The central bank subsequently tightened policy more aggressively in the last three months, bringing the increase in rates to 1.75 percentage points in the space of just 12 weeks, one of the most drastic rises in borrowing costs by a leading central bank in recent memory.

The Reserve Bank of Australia in Sydney on August 2. The central bank has raised interest rates by 1.75 percentage points since May, to 1.85 per cent. Photo: AP

The RBA has been castigated for the serious failings in its forward guidance. Even its own governor has described its forecasting as “embarrassing”, while the new Labour government has launched a wide-ranging review into the objectives, performance and governance of the central bank.

For a property market that is ultra-sensitive to rising rates – Australia has the world’s second-largest ratio of household debt to gross domestic product, while the impact of higher rates is felt almost instantly by the 60 per cent of borrowers on variable-rate mortgages – the unanticipated tightening has exposed vulnerabilities in the sector.

“There’s a bit of a shock factor at play,” said Tim Lawless, research director at CoreLogic in Brisbane. A more critical view is taken by Christopher Joye, a prominent Australian economist and fund manager, who claims the central bank misled homeowners and is overreacting to the threat of inflation. The price of this overreaction, Joye argues, will be a 15-25 per cent plunge in the nation’s house prices.

Even a less severe correction could prove painful for many borrowers. Those who took out mortgages fairly recently are most exposed, partly because they have had less time to build up repayment buffers.

Newly-built houses in Sydney on August 2. Photo: AFP

Moreover, as the RBA itself noted last month, even borrowers on fixed-rate loans are vulnerable. Analysis by the central bank shows the greatest concentration of fixed-rate loans due to expire in the next two years will roll off in the second half of 2023. With variable-rate mortgages expected to rise to between 5 and 6 per cent early next year, half of fixed-rate loans in volume terms could face an increase in repayments of at least 40 per cent.

Still, although Australia’s household debt-to-income ratio is among the highest in the world, household balance sheets are generally in good shape, underpinned by the dramatic rise in home values during the Covid-19 pandemic and a tightening in banks’ lending standards.

Furthermore, the steep falls in prices in Sydney need to be put into context.
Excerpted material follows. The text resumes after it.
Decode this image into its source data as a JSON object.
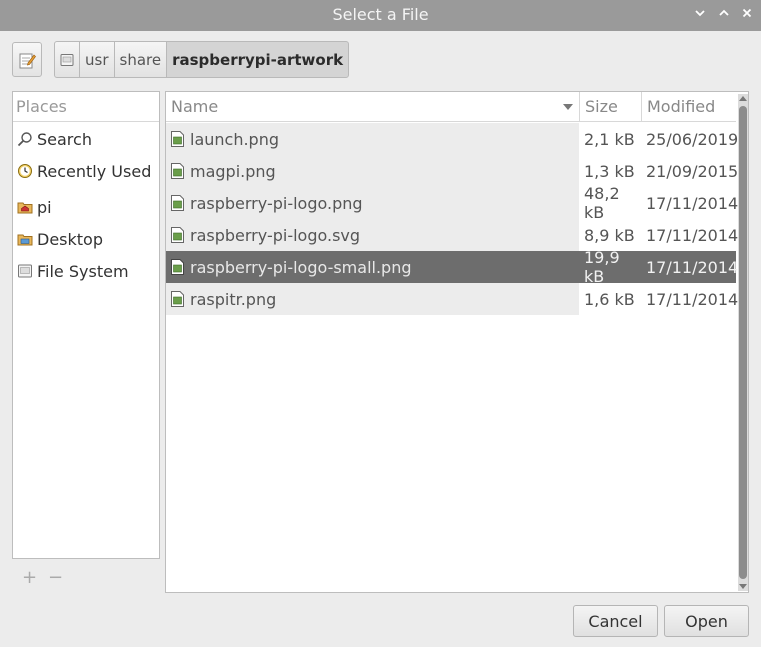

Several other capital cities, notably Adelaide and Perth, are still enjoying price gains on a monthly and quarterly basis.

Home sales across the country, while having dropped sharply in Sydney and Melbourne over the past year, are 9.2 per cent above their pre-pandemic five-year average for this time of year, data from CoreLogic shows. The declines in prices are strongest in “areas where values rocketed during the pandemic,” said Lawless.

No, China is not going to bail out its property sector

Yet, this makes Sydney’s property market the canary in the coal mine. It is at the sharp end of the policy-induced slowdown in the world’s most overheated housing markets. This presents two major risks. The first is that by curbing inflation, the RBA ends up popping, as opposed to gently deflating, the housing bubble.

Such a scenario seems unlikely given that Australia’s central bank, like its counterparts in United States and the euro zone, could be forced to start cutting rates next year as the economy slows sharply.

The second risk is more acute. Rising mortgage rates make it more difficult for first-time buyers to get on Australia’s property ladder, the underlying problem in a market that remains one of the least affordable in the world. While the sharp fall in prices in Sydney and Melbourne is welcome news for prospective homeowners, concerns about mortgage serviceability add to the challenges in making housing more affordable.

Years of cheap money are not entirely to blame for Australia’s housing problems. As I argued previously, other factors, notably successive governments’ unwillingness to antagonise property owners and investors, are equally important. But by raising rates abruptly, the RBA has delivered a nasty shock to a vulnerable market.

Nicholas Spiro is partner at Lauressa Advisory